Posts Tagged ‘television set’
It’s widely suggested these days that we’re in a “Golden Age of Television”… but hasn’t the history of the TV been one long Golden Age?
In case of fire, 82% of 20th Century Americans surveyed in the pre-Internet era would rescue the TV set. The other 18% would stay still watching the thing and ask, ‘What fire?’ America loved the magic box…
More glimpses of Americans and their tubes at “Found Photos: Mid-Century People Standing By Modern TVs.” Volume Two here.
* Ursula K. LeGuin
As we tune in, we might recall that it was on this date in 1998 that Frasier set an Emmy record, becoming the first to take top honors for outstanding comedy series five years in a row (a record currently tied by Modern Family). Frasier won a total of 37 Primetime Emmy Awards during its 11-year run, breaking the record long held by The Mary Tyler Moore Show (29).
On November 26, 1936, three weeks after television transmissions began in England, Mr G.B. Davis of Dulwich (south–east London) paid 99 pounds. 15 shillings– over half the average annual wage of the day, equivalent to almost 4,000 pounds today– for the seventh television set manufactured in the UK, a Marconi “Type 702, number 1-007.” The receiver had a 12-inch screen contained in a walnut and mahogany case, with a mirror in the lid onto which the picture was reflected.
But poor Mr. Davis (presumably along with his fellow early enthusiasts) was able to enjoy his pioneering purchase for only a few hours: three days after he took the plunge, the nearby Crystal Palace and its transmitter burned down.
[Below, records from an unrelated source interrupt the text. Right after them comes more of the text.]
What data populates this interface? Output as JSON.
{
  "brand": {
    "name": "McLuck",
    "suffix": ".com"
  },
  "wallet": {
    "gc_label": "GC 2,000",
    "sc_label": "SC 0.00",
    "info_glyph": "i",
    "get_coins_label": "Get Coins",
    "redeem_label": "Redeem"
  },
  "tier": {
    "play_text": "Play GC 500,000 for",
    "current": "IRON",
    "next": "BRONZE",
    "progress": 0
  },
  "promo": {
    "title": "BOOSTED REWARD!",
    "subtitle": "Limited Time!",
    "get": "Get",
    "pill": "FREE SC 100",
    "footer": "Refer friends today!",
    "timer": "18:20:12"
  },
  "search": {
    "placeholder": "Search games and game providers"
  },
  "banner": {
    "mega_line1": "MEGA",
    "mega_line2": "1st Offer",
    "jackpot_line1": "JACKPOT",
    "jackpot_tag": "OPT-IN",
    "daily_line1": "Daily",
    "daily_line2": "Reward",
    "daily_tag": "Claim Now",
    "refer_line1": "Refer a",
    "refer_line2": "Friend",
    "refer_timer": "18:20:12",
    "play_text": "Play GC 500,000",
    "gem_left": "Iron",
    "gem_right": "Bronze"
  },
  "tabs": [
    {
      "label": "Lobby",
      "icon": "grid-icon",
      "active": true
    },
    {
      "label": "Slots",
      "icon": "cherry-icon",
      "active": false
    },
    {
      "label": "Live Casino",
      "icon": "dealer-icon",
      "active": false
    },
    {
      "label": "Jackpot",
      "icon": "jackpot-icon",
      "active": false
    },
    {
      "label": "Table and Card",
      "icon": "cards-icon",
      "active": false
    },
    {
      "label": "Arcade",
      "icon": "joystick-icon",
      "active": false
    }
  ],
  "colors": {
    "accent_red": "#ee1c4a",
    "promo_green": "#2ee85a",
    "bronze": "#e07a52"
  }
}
The area could not receive television pictures again until 1946.
But Mr. Davis’ loss is his grandchildren’s gain. Bonham’s is set to auction the set later this month. There are more Stradivarius violins in existence that pre-war TVs, so the auction house expects the set to fetch much more than it’s pre-sale estimate of 5,000 pounds.
Read the full story in The Telegraph.
As we summon memories of Sid Caesar and Soupy Sales, we might recall that it was on this date in 1953 that the first color 3-D feature film premiered– House of Wax. Shot with a two-camera process, and viewed through “stereo” glasses with differently tinted lens, the film grossed a then-impressive $4.3 million. It launched its star, Vincent Price, on a career in the horror genre, and goosed the careers of his supporting players, Phyllis Kirk and Charles Buchinsky (who shortly thereafter changed his name to Charles Bronson). House of Wax kicked off the first period of enthusiasm for 3-D films (the second, a year-long period in the 70s); we are, of course, currently in the third.